◆ **Requirement**:
Retype each entry verbatim. Do not include the images.

◆ **Entries from a dataset of interfaces**:

——

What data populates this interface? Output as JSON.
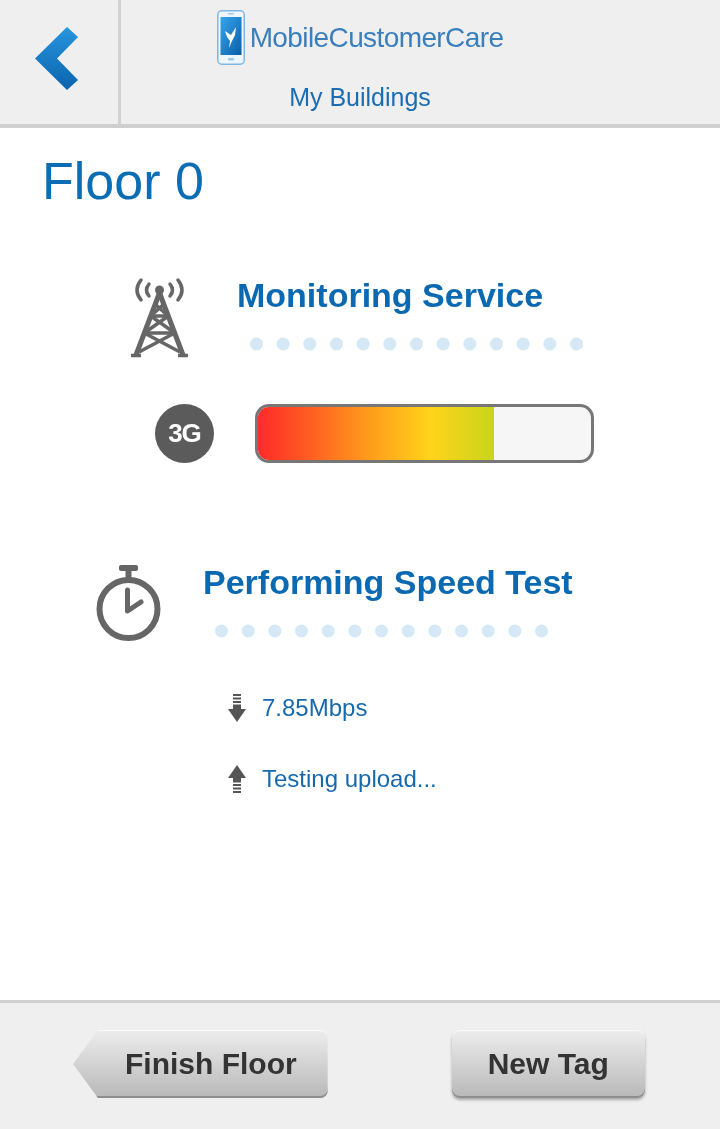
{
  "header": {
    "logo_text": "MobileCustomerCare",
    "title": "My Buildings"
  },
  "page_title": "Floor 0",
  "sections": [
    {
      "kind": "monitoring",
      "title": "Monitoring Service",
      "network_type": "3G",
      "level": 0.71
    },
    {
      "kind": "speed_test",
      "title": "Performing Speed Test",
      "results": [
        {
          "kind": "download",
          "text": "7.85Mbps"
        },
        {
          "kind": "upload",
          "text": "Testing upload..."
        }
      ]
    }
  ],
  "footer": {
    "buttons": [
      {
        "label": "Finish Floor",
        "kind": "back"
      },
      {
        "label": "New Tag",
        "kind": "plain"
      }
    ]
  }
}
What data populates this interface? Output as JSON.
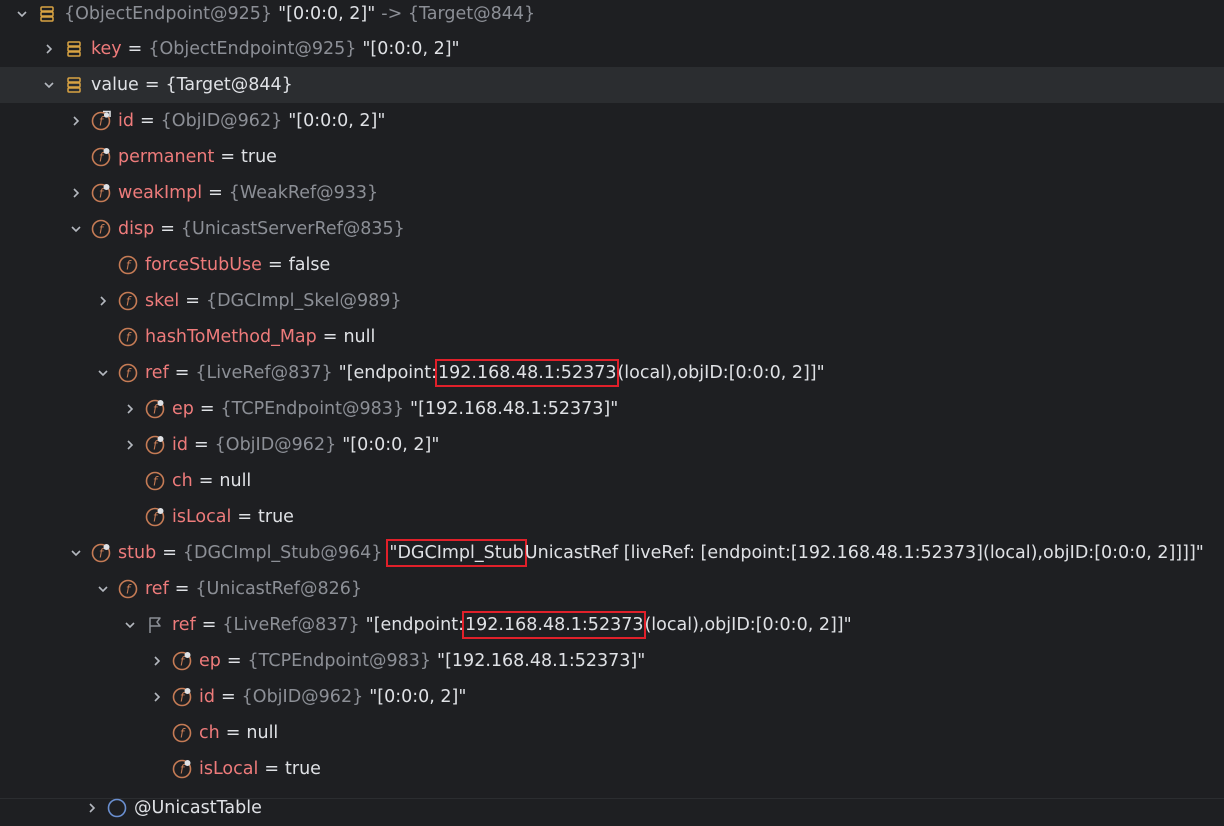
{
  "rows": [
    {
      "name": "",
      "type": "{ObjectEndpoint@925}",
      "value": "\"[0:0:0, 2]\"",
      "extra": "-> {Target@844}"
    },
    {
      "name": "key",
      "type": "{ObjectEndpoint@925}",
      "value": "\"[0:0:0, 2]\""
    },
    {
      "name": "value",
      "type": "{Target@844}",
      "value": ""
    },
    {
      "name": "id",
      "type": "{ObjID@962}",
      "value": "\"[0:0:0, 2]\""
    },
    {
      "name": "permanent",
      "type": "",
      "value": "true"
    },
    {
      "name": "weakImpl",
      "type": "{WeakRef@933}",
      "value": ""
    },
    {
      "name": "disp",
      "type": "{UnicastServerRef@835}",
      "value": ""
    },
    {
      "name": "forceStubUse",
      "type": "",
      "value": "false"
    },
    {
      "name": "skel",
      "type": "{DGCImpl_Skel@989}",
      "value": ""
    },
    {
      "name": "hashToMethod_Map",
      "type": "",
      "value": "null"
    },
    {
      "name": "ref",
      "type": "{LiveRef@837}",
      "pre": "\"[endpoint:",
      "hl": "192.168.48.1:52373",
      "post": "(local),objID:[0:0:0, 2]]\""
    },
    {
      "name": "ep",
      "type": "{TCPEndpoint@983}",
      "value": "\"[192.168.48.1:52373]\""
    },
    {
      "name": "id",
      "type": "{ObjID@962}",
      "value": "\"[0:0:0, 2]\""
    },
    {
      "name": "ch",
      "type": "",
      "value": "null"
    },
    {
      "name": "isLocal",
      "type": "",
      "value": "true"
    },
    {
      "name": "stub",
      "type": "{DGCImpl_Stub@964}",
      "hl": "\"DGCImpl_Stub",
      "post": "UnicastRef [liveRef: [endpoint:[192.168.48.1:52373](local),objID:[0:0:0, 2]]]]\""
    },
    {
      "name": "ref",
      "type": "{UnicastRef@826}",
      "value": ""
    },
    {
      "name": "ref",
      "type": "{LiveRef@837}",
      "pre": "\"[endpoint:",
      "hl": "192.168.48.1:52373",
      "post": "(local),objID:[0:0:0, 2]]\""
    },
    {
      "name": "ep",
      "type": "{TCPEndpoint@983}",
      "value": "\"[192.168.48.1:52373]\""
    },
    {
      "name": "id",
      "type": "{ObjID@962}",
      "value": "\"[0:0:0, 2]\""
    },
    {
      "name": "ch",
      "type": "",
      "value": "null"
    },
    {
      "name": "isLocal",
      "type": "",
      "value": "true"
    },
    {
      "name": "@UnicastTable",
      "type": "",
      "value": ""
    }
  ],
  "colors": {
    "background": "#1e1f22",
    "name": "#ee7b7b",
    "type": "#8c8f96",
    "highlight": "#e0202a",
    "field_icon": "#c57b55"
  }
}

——

◆ **Response below**:
What data populates this interface? Output as JSON.
{
  "header": {
    "logo_text": "MobileCustomerCare",
    "title": "My Buildings"
  },
  "page_title": "Floor 0",
  "sections": [
    {
      "kind": "monitoring",
      "title": "Monitoring Service",
      "network_type": "3G",
      "level": 0.71
    },
    {
      "kind": "speed_test",
      "title": "Performing Speed Test",
      "results": [
        {
          "kind": "download",
          "text": "7.85Mbps"
        },
        {
          "kind": "upload",
          "text": "Testing upload..."
        }
      ]
    }
  ],
  "footer": {
    "buttons": [
      {
        "label": "Finish Floor",
        "kind": "back"
      },
      {
        "label": "New Tag",
        "kind": "plain"
      }
    ]
  }
}
What data populates this interface? Output as JSON.
{
  "rows": [
    {
      "name": "",
      "type": "{ObjectEndpoint@925}",
      "value": "\"[0:0:0, 2]\"",
      "extra": "-> {Target@844}"
    },
    {
      "name": "key",
      "type": "{ObjectEndpoint@925}",
      "value": "\"[0:0:0, 2]\""
    },
    {
      "name": "value",
      "type": "{Target@844}",
      "value": ""
    },
    {
      "name": "id",
      "type": "{ObjID@962}",
      "value": "\"[0:0:0, 2]\""
    },
    {
      "name": "permanent",
      "type": "",
      "value": "true"
    },
    {
      "name": "weakImpl",
      "type": "{WeakRef@933}",
      "value": ""
    },
    {
      "name": "disp",
      "type": "{UnicastServerRef@835}",
      "value": ""
    },
    {
      "name": "forceStubUse",
      "type": "",
      "value": "false"
    },
    {
      "name": "skel",
      "type": "{DGCImpl_Skel@989}",
      "value": ""
    },
    {
      "name": "hashToMethod_Map",
      "type": "",
      "value": "null"
    },
    {
      "name": "ref",
      "type": "{LiveRef@837}",
      "pre": "\"[endpoint:",
      "hl": "192.168.48.1:52373",
      "post": "(local),objID:[0:0:0, 2]]\""
    },
    {
      "name": "ep",
      "type": "{TCPEndpoint@983}",
      "value": "\"[192.168.48.1:52373]\""
    },
    {
      "name": "id",
      "type": "{ObjID@962}",
      "value": "\"[0:0:0, 2]\""
    },
    {
      "name": "ch",
      "type": "",
      "value": "null"
    },
    {
      "name": "isLocal",
      "type": "",
      "value": "true"
    },
    {
      "name": "stub",
      "type": "{DGCImpl_Stub@964}",
      "hl": "\"DGCImpl_Stub",
      "post": "UnicastRef [liveRef: [endpoint:[192.168.48.1:52373](local),objID:[0:0:0, 2]]]]\""
    },
    {
      "name": "ref",
      "type": "{UnicastRef@826}",
      "value": ""
    },
    {
      "name": "ref",
      "type": "{LiveRef@837}",
      "pre": "\"[endpoint:",
      "hl": "192.168.48.1:52373",
      "post": "(local),objID:[0:0:0, 2]]\""
    },
    {
      "name": "ep",
      "type": "{TCPEndpoint@983}",
      "value": "\"[192.168.48.1:52373]\""
    },
    {
      "name": "id",
      "type": "{ObjID@962}",
      "value": "\"[0:0:0, 2]\""
    },
    {
      "name": "ch",
      "type": "",
      "value": "null"
    },
    {
      "name": "isLocal",
      "type": "",
      "value": "true"
    },
    {
      "name": "@UnicastTable",
      "type": "",
      "value": ""
    }
  ],
  "colors": {
    "background": "#1e1f22",
    "name": "#ee7b7b",
    "type": "#8c8f96",
    "highlight": "#e0202a",
    "field_icon": "#c57b55"
  }
}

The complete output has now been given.